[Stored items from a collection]

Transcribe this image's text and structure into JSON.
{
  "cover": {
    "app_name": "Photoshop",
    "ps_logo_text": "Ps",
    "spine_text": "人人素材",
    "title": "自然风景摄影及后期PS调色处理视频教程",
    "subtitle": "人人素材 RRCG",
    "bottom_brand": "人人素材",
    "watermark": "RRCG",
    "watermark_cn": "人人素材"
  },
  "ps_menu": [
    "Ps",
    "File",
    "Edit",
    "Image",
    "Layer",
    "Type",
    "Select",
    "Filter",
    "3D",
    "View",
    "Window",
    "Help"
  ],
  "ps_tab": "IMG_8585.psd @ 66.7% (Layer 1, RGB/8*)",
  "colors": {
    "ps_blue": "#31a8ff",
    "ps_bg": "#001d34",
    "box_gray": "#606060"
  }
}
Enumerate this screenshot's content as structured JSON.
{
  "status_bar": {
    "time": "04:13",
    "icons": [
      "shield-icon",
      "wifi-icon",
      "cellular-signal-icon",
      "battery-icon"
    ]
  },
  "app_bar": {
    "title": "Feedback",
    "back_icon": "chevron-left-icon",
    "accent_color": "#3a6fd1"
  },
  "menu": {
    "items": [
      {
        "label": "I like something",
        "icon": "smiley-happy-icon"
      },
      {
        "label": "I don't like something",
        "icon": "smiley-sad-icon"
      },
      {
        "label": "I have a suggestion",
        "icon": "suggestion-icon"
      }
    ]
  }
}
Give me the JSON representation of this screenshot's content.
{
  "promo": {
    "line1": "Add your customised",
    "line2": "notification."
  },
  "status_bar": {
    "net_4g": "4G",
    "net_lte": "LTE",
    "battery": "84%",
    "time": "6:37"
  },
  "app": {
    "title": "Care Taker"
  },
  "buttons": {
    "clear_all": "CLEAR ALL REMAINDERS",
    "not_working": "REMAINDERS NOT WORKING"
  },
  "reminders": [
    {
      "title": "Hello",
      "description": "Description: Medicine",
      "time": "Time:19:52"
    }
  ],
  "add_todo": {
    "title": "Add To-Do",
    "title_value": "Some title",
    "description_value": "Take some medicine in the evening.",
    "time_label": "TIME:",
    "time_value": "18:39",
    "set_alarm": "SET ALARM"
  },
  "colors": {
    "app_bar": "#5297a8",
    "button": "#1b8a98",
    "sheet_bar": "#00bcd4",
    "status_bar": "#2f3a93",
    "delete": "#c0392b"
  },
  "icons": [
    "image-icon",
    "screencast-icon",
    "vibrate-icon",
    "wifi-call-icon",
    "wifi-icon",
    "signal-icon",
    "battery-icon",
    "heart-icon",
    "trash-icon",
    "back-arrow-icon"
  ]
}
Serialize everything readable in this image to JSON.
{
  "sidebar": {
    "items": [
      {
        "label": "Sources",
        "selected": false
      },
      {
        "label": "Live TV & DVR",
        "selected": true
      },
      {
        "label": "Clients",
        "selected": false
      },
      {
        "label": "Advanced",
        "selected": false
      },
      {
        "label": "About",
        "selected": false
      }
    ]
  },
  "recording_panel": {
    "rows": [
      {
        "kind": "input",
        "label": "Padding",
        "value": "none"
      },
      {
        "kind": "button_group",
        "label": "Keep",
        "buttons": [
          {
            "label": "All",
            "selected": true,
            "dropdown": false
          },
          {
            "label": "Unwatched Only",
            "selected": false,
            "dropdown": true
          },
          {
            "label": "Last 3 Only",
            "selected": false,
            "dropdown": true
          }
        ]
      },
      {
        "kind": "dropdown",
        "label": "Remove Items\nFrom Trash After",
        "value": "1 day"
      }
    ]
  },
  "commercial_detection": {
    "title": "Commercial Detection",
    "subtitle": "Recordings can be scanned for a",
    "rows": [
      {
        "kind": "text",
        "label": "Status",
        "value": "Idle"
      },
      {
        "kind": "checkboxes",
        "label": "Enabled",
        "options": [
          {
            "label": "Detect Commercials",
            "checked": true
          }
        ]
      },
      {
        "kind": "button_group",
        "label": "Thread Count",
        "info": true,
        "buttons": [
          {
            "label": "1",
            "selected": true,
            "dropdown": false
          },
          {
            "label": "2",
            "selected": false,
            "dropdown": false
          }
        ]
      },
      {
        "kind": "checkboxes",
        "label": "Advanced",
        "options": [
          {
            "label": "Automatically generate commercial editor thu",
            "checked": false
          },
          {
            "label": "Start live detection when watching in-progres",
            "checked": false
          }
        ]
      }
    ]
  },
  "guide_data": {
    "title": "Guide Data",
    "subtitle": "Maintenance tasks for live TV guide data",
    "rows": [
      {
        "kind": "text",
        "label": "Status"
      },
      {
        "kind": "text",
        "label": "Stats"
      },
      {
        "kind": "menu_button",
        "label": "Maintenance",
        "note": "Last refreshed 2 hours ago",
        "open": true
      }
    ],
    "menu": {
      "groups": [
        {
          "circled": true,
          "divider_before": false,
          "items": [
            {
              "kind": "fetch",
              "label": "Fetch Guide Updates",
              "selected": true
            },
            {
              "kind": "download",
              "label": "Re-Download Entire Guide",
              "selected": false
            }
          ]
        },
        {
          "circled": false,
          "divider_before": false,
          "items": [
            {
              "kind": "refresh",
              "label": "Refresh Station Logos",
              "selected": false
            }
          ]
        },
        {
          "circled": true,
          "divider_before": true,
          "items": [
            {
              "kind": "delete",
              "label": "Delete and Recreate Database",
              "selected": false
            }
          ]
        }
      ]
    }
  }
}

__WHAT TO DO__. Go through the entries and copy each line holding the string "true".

__TASK RESULT__.
        "selected": true
            "selected": true,
            "dropdown": true
            "dropdown": true
            "checked": true
        "info": true,
            "selected": true,
        "open": true
          "circled": true,
              "selected": true
          "circled": true,
          "divider_before": true,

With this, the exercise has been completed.